START RECORDS SUPPLIED

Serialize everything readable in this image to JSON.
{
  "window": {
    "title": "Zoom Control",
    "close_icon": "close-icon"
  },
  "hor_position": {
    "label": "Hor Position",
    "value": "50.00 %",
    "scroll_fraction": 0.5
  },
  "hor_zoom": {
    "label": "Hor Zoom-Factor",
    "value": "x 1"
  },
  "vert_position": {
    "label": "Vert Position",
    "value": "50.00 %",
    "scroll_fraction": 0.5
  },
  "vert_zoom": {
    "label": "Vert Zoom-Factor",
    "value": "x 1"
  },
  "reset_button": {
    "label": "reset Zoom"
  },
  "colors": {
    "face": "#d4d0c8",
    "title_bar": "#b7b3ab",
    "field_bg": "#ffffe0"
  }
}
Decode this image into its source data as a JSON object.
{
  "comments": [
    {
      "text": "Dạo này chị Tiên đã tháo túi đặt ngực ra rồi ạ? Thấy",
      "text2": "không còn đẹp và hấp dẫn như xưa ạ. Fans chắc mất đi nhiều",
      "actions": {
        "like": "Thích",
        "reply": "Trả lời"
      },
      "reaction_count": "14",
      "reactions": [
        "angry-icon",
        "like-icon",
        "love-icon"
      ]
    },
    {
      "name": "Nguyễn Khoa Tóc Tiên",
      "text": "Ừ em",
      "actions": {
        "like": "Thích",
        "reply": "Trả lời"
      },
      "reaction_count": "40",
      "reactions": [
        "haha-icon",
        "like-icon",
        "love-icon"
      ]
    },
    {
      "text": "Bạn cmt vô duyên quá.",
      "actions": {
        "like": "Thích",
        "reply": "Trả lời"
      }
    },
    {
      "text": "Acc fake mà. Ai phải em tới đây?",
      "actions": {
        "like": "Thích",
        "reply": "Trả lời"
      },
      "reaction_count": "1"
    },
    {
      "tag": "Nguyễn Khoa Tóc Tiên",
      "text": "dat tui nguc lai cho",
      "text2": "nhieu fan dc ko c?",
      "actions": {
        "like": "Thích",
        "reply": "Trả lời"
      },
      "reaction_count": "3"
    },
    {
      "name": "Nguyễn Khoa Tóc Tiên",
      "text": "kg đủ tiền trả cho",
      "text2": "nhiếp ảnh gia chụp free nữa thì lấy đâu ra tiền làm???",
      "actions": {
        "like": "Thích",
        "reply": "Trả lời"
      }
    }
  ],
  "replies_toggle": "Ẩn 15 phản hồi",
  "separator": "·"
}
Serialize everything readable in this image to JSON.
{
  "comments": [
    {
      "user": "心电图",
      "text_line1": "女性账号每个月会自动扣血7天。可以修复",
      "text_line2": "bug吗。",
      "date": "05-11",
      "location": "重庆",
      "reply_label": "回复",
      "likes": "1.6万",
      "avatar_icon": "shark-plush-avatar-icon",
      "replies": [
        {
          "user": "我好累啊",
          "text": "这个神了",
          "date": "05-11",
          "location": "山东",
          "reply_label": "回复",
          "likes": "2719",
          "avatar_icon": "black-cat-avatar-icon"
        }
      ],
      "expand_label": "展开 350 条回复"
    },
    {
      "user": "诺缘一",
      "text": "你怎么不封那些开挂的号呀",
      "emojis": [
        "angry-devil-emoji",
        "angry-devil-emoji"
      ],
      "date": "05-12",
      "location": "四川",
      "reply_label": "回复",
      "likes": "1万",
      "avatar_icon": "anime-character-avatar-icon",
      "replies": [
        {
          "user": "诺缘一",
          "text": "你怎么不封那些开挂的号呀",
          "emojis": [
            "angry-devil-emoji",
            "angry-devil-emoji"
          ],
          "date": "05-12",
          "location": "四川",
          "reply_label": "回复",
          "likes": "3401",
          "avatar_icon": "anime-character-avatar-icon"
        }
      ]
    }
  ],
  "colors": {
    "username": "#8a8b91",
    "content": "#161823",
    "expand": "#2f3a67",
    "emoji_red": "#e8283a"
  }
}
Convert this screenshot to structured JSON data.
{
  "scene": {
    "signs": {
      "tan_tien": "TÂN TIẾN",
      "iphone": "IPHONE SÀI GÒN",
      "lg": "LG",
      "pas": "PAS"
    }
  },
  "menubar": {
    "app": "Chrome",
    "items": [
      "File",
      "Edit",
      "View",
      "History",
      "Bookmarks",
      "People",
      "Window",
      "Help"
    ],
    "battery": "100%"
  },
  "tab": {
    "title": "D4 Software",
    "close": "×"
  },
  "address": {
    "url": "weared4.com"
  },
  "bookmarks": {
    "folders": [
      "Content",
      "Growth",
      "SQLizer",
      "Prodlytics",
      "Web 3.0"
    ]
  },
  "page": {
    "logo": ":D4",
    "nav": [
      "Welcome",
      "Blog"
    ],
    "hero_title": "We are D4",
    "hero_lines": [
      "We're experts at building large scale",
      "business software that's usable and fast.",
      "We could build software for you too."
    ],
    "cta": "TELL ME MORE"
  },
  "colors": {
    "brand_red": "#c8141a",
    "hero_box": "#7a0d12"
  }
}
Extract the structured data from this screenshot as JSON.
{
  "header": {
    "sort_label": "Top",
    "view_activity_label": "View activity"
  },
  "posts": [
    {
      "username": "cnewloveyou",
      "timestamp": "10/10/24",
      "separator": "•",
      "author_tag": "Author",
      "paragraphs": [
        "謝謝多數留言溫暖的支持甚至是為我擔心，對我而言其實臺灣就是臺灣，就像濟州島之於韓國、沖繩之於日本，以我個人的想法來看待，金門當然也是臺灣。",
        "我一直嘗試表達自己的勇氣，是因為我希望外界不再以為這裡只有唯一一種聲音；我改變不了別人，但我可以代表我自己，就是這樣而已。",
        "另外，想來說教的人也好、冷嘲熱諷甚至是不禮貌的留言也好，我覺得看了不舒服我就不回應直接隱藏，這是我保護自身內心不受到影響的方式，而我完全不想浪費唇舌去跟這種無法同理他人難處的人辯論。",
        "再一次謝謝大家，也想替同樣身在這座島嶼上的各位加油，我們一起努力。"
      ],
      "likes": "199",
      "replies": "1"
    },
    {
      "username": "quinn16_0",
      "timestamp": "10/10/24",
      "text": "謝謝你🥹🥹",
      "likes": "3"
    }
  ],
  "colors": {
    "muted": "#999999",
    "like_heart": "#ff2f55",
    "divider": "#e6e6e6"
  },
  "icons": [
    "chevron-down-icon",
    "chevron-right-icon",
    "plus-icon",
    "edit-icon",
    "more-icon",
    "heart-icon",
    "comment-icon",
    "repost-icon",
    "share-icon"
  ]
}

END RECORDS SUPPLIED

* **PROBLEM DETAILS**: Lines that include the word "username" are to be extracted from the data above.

* **ANSWER SECTION**:
    "username": "#8a8b91",
      "username": "cnewloveyou",
      "username": "quinn16_0",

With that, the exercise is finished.